# [Exercise goal]
Reproduce, without alteration, every line of the data; exclude the images.
== Segment start ==
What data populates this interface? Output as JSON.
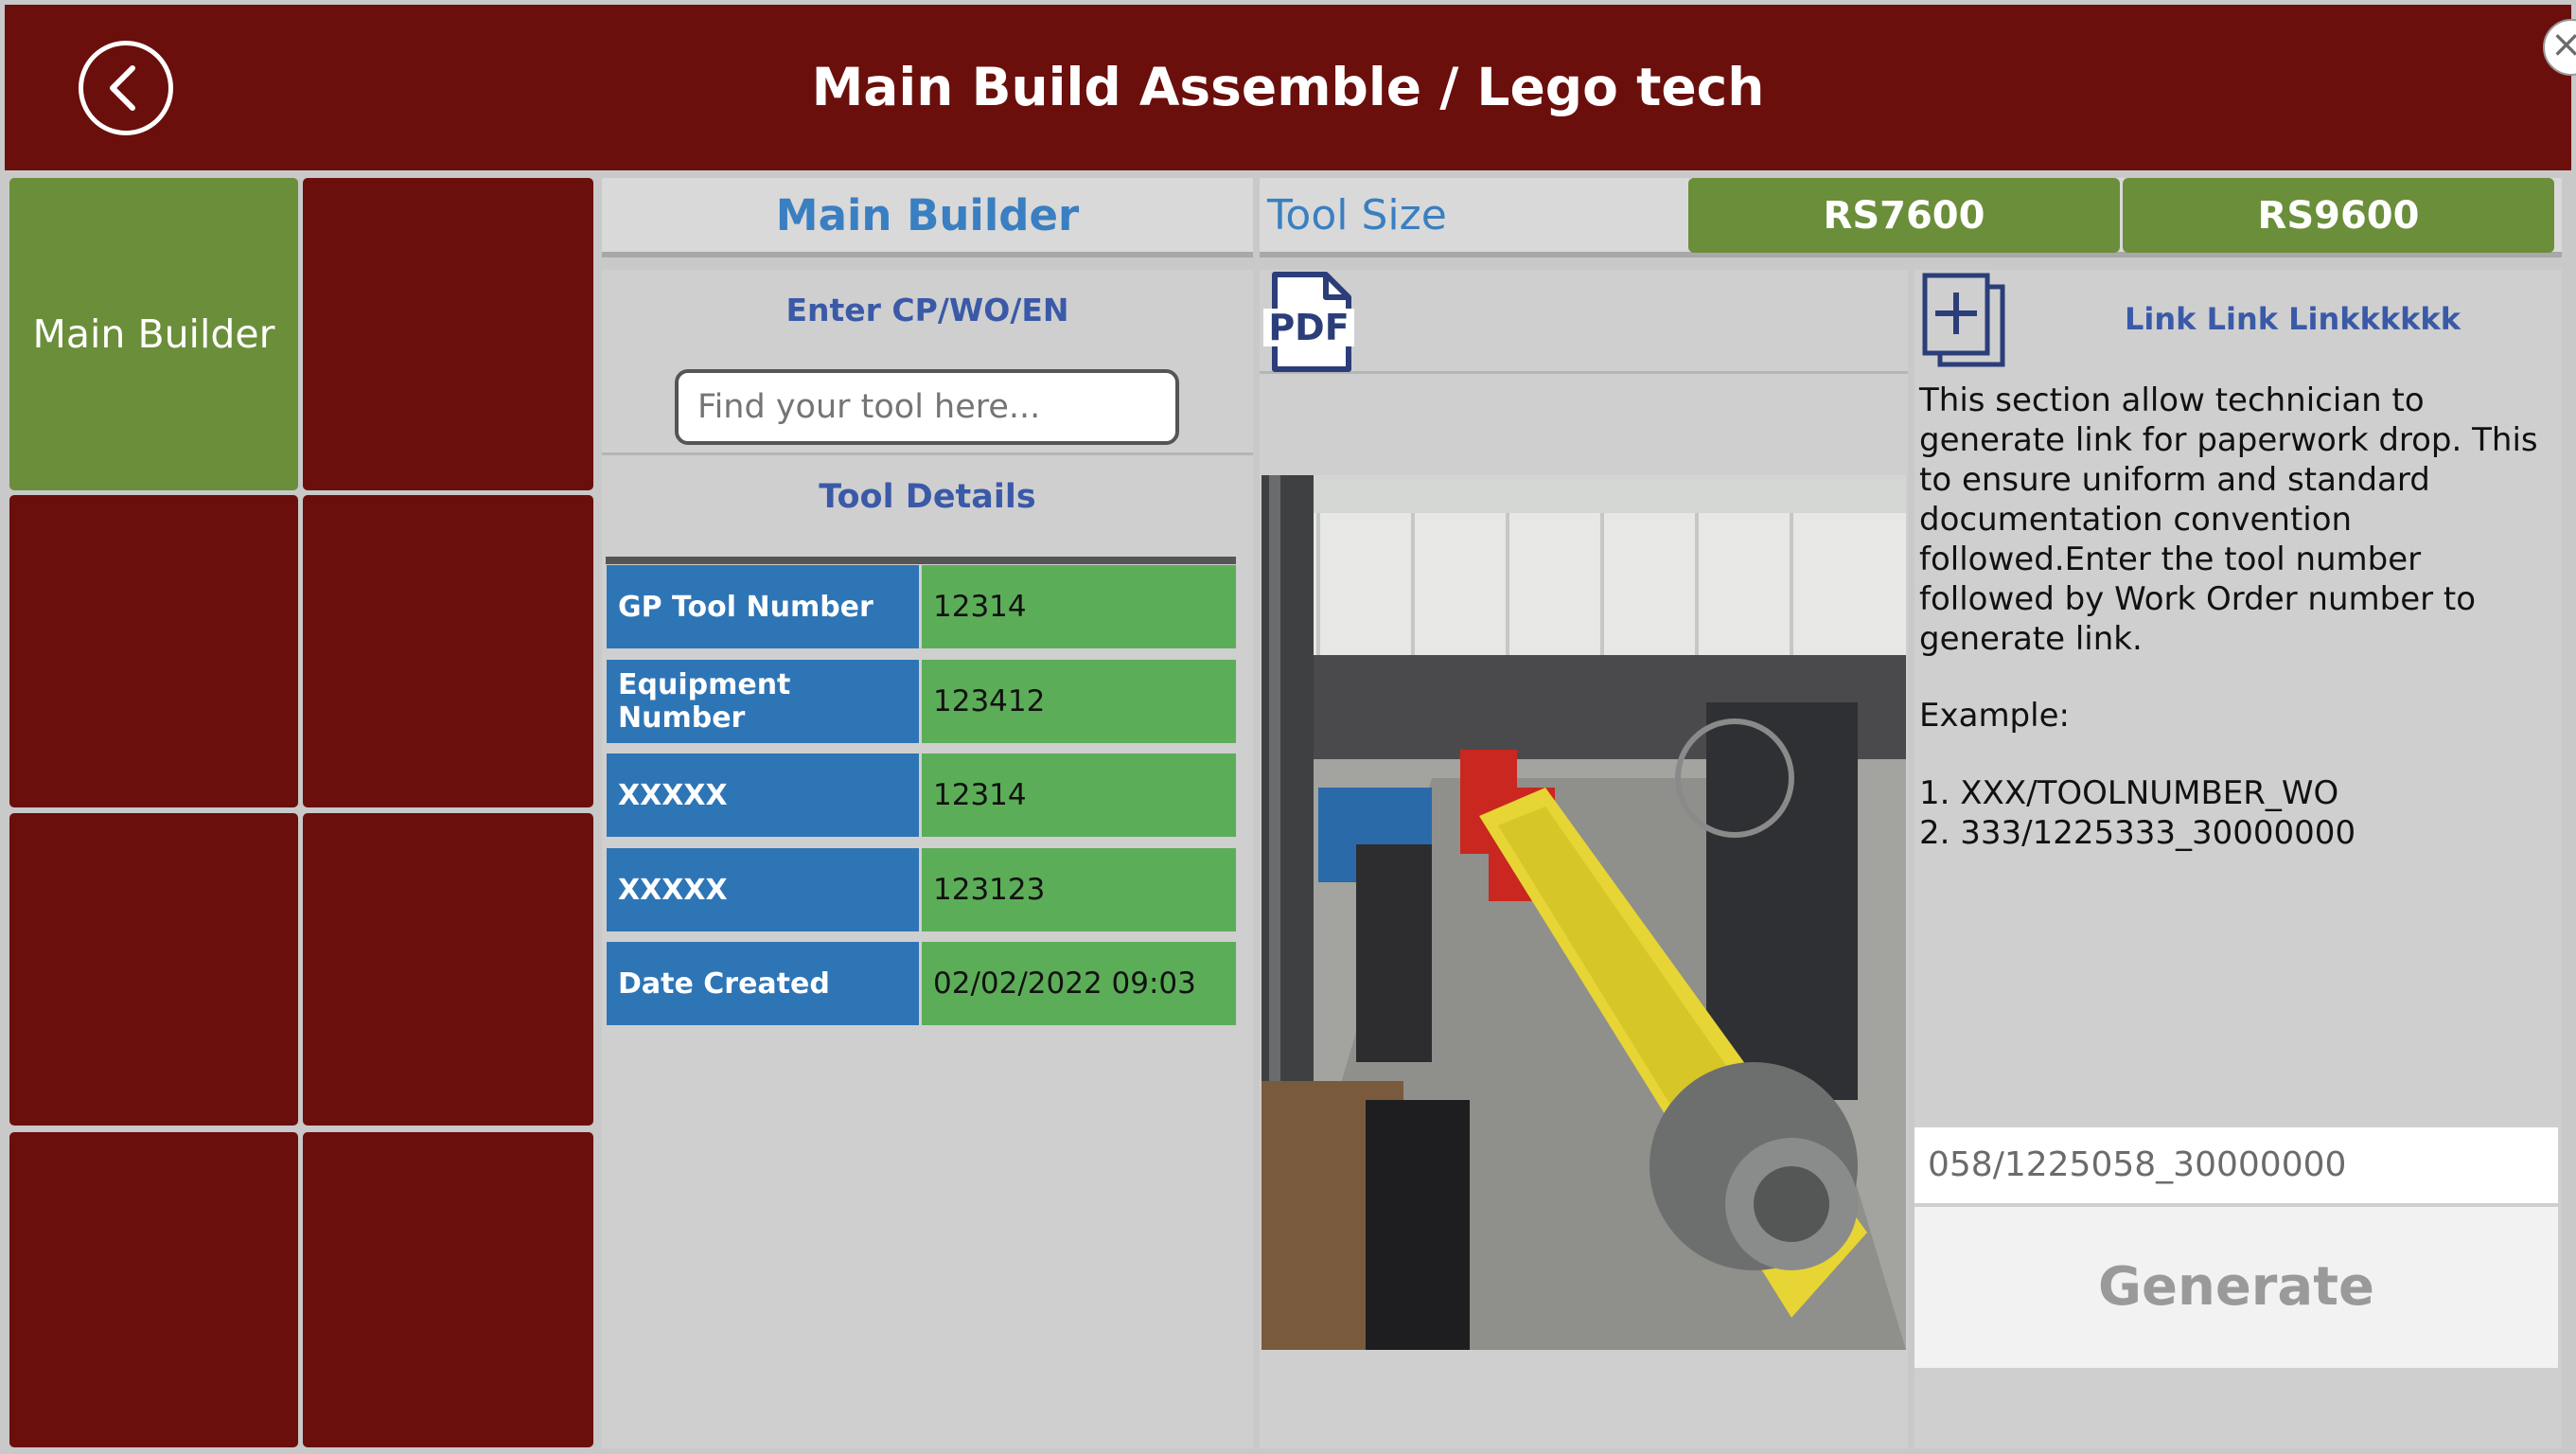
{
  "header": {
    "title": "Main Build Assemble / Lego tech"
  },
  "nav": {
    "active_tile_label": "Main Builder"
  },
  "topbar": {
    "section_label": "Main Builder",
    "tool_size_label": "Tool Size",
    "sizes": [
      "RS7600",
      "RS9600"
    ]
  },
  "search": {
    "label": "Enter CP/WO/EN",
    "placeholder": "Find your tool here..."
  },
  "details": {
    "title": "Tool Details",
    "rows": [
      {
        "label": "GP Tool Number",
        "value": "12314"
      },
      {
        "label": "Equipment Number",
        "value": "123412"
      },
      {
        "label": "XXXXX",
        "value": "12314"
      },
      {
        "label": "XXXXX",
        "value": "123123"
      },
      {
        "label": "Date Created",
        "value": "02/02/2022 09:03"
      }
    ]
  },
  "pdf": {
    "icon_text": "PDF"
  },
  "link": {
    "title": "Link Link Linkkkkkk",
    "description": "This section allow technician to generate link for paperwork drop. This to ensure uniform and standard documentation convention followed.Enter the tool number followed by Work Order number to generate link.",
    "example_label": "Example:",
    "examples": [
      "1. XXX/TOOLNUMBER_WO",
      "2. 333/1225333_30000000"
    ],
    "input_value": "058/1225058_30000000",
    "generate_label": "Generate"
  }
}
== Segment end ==
# [Answer]
What data populates this interface? Output as JSON.
{
  "header": {
    "title": "Main Build Assemble / Lego tech"
  },
  "nav": {
    "active_tile_label": "Main Builder"
  },
  "topbar": {
    "section_label": "Main Builder",
    "tool_size_label": "Tool Size",
    "sizes": [
      "RS7600",
      "RS9600"
    ]
  },
  "search": {
    "label": "Enter CP/WO/EN",
    "placeholder": "Find your tool here..."
  },
  "details": {
    "title": "Tool Details",
    "rows": [
      {
        "label": "GP Tool Number",
        "value": "12314"
      },
      {
        "label": "Equipment Number",
        "value": "123412"
      },
      {
        "label": "XXXXX",
        "value": "12314"
      },
      {
        "label": "XXXXX",
        "value": "123123"
      },
      {
        "label": "Date Created",
        "value": "02/02/2022 09:03"
      }
    ]
  },
  "pdf": {
    "icon_text": "PDF"
  },
  "link": {
    "title": "Link Link Linkkkkkk",
    "description": "This section allow technician to generate link for paperwork drop. This to ensure uniform and standard documentation convention followed.Enter the tool number followed by Work Order number to generate link.",
    "example_label": "Example:",
    "examples": [
      "1. XXX/TOOLNUMBER_WO",
      "2. 333/1225333_30000000"
    ],
    "input_value": "058/1225058_30000000",
    "generate_label": "Generate"
  }
}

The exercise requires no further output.